Again, I believed that truth is absolute, and that all religions cannot be true at the same time. In answer to such questions he said, ‘All we know about things now or may know in future are but relative truths. It is impossible for our limited mind to grasp the absolute truth. Hence, though truth be absolute, it appears variously to di verse minds and intellects. All these facets or modes of truth belong to the same class as truth itself, they being based on the same absolute truth. This is like the different photographs of the same sun taken from various distances. Each of them seems to represent a different sun. The diverse relative truths have the same kind of relation with the absolute truth. Each religion is thus true, just because it is a mode of presentation of the absolute religion.’
When I said that faith is the basis of all religions, Swamiji smiled a little and said, ‘A man goes beyond all wants once he becomes a king; but the difficulty is how to become one. Can faith be infused from outside? Nobody can have real faith unless he has personal experience.’ When in the course of talk I called him a Sadhu (holy man), he said, ‘Are we really so? There are holy men whose very sight or touch wakes up spirituality in others.’
Again I asked, ‘Why do the Sannyasins idle away their time in this way? Why do they depend on the charity of others? Why don’t they undertake some work beneficial to society?’
Swamiji said, ‘Now, look here. You are earning this money with such struggle, of which only a little portion you spend on yourself; and some of it you spend for others who, you think, are your own. But they neither acknowledge any gratefulness for what you do for them, nor are they satisfied with what they get. The balance you save like the mythological Yaksha who never enjoys it. When you die, somebody else will enjoy it all; and perchance, he will abuse you for not having accumulated more. This is your condition. On the other hand, I do nothing. When I feel hungry, I let others know by gestures that I want food; and I eat whatever I get. Neither do I struggle nor do I save. Now, tell me who among us is the wiser—you or I?’ I was astonished, for before this nobody dared to talk to me so boldly and frankly.
After lunch we had some rest. Then we went to the house of that lawyer friend, where we had more of such discussion. At nine o’clock at night we returned home. On the way I said, ‘Swamiji, you must have been greatly bored today by all this argumentation.’

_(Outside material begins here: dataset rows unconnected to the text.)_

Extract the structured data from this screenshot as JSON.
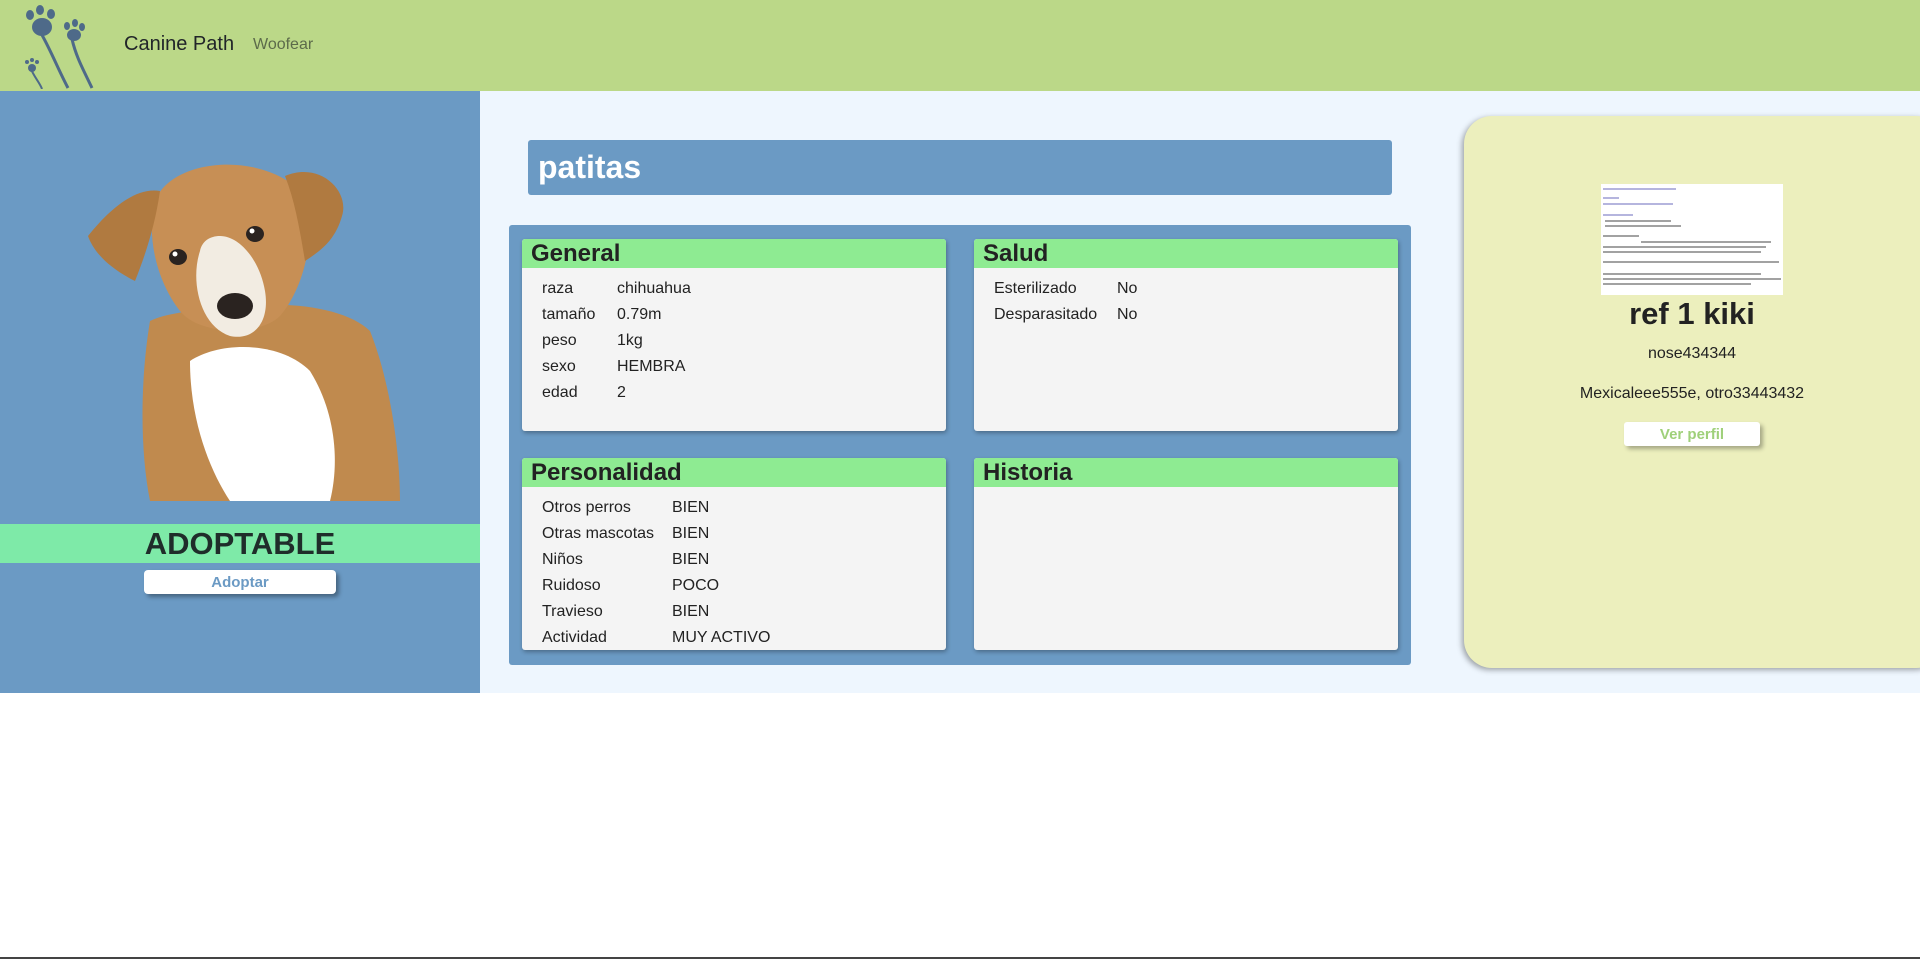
{
  "navbar": {
    "brand": "Canine Path",
    "link": "Woofear",
    "logo_icon": "paw-prints-logo-icon",
    "color": "#bbd888"
  },
  "pet": {
    "name": "patitas",
    "status": "ADOPTABLE",
    "adopt_label": "Adoptar",
    "photo_icon": "puppy-photo"
  },
  "general": {
    "title": "General",
    "rows": [
      {
        "k": "raza",
        "v": "chihuahua"
      },
      {
        "k": "tamaño",
        "v": "0.79m"
      },
      {
        "k": "peso",
        "v": "1kg"
      },
      {
        "k": "sexo",
        "v": "HEMBRA"
      },
      {
        "k": "edad",
        "v": "2"
      }
    ]
  },
  "salud": {
    "title": "Salud",
    "rows": [
      {
        "k": "Esterilizado",
        "v": "No"
      },
      {
        "k": "Desparasitado",
        "v": "No"
      }
    ]
  },
  "personalidad": {
    "title": "Personalidad",
    "rows": [
      {
        "k": "Otros perros",
        "v": "BIEN"
      },
      {
        "k": "Otras mascotas",
        "v": "BIEN"
      },
      {
        "k": "Niños",
        "v": "BIEN"
      },
      {
        "k": "Ruidoso",
        "v": "POCO"
      },
      {
        "k": "Travieso",
        "v": "BIEN"
      },
      {
        "k": "Actividad",
        "v": "MUY ACTIVO"
      }
    ]
  },
  "historia": {
    "title": "Historia"
  },
  "ref": {
    "title": "ref 1 kiki",
    "id": "nose434344",
    "extra": "Mexicaleee555e, otro33443432",
    "button": "Ver perfil",
    "thumb_icon": "code-output-thumbnail"
  },
  "colors": {
    "accent_blue": "#6b9ac4",
    "card_header_green": "#8eeb92",
    "status_green": "#7eeaa8",
    "ref_card_bg": "#ecefbd"
  }
}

He replied, ‘My son, would you have offered me even a morsel of food, if I had kept mum, the out and out utilitarians that you all are? I go on chattering like this. People get amused, and so they crowd around me. But know it for certain that people who argue, or put questions like this before an assembly are not at all eager to know the truth. I also read their motives and answer them accordingly.’

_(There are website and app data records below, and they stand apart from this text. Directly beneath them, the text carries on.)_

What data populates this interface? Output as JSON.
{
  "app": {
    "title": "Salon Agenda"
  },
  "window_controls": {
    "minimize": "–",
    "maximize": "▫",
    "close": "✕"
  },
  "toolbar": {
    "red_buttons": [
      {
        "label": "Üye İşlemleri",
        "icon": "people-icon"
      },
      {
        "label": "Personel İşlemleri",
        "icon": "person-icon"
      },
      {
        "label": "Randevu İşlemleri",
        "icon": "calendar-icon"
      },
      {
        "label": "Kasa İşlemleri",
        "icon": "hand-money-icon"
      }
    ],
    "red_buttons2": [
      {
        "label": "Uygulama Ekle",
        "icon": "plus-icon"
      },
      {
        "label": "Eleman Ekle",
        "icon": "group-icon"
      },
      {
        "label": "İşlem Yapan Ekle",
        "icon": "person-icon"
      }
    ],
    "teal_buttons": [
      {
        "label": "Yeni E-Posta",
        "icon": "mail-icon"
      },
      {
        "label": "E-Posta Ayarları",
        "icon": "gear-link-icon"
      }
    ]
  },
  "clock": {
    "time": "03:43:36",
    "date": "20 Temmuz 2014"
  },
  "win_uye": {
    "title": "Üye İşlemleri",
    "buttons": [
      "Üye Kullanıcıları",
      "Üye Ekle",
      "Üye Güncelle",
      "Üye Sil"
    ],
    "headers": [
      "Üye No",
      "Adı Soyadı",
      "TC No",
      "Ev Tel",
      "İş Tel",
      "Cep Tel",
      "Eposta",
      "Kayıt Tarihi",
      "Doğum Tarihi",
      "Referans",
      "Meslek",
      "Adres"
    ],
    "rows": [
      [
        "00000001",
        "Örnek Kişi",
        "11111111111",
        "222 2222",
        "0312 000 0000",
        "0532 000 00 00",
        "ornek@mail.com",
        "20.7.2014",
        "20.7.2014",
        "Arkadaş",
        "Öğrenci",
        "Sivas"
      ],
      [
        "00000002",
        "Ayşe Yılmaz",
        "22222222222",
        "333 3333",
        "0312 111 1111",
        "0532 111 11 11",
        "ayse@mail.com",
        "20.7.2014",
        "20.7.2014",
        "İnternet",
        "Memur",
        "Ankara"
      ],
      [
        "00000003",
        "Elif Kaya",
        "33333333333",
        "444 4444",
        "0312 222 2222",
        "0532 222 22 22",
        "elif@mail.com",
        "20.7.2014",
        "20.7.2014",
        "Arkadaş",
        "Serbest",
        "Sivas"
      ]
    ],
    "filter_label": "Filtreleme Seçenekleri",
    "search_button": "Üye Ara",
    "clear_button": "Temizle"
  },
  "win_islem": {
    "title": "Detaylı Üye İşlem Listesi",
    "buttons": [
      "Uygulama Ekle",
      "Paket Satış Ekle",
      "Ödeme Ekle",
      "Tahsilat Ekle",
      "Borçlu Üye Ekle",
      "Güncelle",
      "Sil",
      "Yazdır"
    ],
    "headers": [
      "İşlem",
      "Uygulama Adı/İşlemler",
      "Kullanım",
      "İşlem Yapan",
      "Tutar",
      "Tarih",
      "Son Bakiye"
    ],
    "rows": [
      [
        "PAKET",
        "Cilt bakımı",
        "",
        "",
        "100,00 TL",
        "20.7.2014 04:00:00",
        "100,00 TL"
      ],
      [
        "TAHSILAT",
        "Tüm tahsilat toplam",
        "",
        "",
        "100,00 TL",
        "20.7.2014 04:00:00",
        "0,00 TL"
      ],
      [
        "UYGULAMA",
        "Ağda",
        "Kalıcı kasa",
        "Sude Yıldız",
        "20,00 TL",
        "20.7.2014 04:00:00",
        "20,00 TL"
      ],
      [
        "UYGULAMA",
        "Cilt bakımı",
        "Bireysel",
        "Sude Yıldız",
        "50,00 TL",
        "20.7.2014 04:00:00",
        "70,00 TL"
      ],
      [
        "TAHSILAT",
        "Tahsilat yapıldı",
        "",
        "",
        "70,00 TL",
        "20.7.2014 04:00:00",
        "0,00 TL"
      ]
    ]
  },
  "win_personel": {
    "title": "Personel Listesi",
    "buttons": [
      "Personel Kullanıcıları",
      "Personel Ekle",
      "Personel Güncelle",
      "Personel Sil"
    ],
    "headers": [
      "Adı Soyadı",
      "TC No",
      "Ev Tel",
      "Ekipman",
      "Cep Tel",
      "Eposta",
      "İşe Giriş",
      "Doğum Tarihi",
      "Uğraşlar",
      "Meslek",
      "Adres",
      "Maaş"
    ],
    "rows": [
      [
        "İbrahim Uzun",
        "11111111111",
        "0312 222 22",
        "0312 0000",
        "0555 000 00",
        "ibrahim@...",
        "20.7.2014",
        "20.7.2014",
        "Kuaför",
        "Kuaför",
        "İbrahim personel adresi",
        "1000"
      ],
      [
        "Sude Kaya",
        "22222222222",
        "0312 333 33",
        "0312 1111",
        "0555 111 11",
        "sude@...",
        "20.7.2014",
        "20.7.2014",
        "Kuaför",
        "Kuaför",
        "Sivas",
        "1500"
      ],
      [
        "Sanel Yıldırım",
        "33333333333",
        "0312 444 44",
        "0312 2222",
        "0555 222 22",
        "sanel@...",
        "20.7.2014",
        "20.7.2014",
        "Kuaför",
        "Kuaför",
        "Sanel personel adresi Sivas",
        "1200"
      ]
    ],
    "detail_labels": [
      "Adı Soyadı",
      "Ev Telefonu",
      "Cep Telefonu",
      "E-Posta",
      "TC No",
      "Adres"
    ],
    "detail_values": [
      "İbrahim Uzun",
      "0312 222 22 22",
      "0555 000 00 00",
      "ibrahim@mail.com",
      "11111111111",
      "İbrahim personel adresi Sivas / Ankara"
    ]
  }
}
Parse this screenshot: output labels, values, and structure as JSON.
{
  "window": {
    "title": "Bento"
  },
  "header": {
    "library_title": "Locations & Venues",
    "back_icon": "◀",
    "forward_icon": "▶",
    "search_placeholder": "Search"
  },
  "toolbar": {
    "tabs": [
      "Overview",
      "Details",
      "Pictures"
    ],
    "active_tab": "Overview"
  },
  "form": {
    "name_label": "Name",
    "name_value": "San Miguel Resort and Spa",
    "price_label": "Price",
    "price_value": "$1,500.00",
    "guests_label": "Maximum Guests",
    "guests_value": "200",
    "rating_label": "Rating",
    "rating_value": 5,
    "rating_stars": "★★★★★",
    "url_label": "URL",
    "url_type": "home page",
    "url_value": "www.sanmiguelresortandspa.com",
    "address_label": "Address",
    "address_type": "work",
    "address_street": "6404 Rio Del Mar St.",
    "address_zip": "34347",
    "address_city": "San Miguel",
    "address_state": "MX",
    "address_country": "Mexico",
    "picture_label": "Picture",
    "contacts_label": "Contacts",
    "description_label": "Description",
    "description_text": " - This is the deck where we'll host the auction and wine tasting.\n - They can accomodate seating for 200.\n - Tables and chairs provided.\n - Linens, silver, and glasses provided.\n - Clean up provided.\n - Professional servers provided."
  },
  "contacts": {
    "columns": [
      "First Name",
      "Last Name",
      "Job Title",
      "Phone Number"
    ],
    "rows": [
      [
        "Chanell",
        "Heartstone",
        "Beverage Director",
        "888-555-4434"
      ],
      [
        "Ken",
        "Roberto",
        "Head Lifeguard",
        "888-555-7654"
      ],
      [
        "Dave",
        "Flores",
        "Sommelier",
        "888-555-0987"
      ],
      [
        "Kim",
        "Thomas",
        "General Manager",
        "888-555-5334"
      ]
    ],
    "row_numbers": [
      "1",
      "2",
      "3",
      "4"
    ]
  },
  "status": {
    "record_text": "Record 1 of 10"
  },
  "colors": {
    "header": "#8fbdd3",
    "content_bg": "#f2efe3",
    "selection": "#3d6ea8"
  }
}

‘Swamiji,’ I put in, ‘how do you get such ready and pointed answers for all the questions?’ ‘These questions are new to you,’ he said, ‘but these have been put to me and I had to answer them times without number.’
Source : Vedanta Kesari, June, 2015